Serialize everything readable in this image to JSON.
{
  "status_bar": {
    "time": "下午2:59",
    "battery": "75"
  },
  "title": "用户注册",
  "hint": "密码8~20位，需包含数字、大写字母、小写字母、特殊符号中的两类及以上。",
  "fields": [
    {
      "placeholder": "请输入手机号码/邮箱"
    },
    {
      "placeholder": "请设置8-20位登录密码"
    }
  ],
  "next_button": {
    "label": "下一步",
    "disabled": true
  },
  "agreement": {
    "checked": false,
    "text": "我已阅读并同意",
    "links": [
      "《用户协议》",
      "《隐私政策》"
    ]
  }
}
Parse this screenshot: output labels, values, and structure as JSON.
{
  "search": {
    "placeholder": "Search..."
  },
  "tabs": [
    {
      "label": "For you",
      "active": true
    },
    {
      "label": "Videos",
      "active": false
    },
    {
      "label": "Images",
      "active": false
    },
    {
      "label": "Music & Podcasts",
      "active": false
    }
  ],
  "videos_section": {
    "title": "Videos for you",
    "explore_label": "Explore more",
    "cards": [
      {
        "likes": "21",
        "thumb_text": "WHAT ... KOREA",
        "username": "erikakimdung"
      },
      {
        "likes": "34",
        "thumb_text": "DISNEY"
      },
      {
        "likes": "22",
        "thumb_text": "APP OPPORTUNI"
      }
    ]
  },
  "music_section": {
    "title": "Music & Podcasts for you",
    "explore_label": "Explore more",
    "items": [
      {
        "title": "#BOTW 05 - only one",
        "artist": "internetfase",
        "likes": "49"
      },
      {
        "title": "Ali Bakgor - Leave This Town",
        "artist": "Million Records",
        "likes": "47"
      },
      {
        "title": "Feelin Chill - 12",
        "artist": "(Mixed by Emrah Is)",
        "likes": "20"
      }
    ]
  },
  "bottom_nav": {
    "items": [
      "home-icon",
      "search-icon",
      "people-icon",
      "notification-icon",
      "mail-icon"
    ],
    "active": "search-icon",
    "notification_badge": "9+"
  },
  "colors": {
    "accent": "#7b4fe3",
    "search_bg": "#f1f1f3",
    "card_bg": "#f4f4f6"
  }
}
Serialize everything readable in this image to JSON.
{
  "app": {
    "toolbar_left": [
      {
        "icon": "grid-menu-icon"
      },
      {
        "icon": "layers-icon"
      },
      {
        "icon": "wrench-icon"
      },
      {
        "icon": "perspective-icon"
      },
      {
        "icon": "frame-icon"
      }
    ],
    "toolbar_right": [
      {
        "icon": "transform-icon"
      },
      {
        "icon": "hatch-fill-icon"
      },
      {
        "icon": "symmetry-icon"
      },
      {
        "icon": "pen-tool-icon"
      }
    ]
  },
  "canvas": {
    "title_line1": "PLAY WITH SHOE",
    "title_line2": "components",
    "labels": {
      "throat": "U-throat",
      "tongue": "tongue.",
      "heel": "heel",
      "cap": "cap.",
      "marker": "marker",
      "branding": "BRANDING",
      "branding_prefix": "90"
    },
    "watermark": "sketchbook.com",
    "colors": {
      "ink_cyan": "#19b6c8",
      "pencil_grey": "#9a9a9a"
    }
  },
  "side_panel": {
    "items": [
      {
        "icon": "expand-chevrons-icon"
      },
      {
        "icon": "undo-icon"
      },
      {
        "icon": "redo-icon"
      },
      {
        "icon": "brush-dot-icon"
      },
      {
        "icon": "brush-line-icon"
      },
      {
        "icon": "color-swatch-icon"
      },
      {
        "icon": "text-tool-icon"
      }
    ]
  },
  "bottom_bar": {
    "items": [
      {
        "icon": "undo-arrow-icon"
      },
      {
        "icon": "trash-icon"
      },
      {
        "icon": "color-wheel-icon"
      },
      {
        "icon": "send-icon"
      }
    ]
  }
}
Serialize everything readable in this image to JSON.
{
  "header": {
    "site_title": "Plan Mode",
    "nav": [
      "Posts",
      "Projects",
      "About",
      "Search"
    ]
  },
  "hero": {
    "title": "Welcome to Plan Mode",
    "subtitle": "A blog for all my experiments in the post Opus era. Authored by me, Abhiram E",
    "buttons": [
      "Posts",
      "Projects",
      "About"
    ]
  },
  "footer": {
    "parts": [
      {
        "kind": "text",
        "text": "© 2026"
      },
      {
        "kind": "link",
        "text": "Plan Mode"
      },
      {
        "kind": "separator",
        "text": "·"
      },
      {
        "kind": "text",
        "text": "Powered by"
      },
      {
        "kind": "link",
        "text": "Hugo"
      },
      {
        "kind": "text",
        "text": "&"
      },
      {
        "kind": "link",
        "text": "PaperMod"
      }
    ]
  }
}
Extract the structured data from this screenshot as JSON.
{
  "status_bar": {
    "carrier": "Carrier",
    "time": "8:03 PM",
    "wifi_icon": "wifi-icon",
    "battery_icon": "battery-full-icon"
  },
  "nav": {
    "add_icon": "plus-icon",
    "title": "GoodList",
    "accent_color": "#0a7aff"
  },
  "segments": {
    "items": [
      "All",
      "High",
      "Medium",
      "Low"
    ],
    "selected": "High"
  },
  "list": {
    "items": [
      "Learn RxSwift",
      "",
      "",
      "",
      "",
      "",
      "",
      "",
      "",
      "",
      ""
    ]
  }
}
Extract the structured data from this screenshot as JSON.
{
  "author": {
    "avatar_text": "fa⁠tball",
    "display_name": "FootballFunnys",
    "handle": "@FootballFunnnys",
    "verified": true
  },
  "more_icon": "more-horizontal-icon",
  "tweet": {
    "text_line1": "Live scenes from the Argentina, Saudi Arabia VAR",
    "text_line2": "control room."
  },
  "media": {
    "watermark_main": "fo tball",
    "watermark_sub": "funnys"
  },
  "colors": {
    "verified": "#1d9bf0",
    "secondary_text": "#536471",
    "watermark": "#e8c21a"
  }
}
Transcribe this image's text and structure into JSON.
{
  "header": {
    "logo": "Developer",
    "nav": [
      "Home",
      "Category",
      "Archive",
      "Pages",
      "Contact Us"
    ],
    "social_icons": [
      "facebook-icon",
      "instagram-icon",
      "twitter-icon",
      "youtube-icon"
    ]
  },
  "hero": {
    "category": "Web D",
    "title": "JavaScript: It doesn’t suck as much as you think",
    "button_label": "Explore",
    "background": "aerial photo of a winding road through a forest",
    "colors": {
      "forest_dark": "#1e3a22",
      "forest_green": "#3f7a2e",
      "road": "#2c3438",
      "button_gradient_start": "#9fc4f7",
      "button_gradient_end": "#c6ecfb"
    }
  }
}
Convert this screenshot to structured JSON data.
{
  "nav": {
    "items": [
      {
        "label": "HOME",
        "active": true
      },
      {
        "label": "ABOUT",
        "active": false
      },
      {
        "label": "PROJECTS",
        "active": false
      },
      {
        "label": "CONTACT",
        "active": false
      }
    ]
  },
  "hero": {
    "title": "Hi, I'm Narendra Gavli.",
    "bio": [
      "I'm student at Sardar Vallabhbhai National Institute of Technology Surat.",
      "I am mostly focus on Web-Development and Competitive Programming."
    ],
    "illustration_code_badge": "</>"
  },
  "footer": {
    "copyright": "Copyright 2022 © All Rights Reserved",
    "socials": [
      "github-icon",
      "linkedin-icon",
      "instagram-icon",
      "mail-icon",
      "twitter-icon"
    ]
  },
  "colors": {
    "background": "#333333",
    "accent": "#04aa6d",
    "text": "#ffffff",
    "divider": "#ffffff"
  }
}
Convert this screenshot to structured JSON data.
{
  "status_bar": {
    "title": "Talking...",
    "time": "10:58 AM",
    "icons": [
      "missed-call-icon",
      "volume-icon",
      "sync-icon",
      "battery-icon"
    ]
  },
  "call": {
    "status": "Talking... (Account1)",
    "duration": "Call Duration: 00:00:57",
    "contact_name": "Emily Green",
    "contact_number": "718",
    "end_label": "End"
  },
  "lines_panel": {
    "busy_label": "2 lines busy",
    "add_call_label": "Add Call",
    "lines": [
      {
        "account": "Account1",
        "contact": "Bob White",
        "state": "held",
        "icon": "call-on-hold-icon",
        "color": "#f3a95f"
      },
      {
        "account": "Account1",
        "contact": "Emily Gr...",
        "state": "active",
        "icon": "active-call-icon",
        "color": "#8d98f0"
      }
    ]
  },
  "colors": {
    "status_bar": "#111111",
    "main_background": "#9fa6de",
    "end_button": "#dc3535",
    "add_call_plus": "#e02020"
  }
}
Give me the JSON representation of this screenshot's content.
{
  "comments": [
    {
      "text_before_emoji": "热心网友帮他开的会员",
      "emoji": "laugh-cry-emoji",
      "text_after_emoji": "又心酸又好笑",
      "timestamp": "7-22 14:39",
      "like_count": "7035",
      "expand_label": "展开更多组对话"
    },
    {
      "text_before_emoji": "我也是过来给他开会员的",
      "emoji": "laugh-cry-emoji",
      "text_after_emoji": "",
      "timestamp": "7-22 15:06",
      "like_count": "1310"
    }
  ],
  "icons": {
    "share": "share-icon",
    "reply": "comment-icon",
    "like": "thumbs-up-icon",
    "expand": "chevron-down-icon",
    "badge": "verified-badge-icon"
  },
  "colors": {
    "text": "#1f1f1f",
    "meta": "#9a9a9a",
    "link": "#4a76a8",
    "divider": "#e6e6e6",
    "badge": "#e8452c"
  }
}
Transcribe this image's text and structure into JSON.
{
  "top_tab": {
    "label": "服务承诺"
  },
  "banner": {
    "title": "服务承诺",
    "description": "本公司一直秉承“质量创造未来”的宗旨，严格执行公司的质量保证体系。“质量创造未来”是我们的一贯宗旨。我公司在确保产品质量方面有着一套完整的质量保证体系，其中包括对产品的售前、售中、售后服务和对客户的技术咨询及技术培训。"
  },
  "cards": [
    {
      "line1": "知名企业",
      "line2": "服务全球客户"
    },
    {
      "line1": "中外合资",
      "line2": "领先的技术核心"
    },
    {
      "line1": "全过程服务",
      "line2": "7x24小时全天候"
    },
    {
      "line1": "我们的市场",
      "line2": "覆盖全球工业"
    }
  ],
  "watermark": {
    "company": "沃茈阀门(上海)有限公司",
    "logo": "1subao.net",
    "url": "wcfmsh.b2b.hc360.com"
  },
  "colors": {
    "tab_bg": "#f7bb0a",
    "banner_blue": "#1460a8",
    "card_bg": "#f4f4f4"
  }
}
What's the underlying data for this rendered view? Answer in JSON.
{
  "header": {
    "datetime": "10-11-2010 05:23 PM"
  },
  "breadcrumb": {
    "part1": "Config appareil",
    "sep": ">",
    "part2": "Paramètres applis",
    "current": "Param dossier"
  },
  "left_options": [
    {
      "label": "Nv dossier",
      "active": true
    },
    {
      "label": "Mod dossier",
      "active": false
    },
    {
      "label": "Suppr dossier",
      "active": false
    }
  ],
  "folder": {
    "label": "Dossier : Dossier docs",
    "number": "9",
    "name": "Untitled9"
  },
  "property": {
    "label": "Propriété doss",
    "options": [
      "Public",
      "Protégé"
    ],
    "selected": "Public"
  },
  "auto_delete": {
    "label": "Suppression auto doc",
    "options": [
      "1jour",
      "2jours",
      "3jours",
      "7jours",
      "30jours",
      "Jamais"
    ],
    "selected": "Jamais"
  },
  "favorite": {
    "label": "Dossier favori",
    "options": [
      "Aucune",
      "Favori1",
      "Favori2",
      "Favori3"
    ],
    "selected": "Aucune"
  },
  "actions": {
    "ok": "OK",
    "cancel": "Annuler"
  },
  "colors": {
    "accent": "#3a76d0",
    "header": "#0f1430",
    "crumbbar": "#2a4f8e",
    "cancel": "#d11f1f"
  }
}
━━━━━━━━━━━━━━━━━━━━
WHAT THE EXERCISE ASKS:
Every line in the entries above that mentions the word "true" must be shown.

RESULT:
    "disabled": true
      "active": true
    "verified": true
        "active": true
      "active": true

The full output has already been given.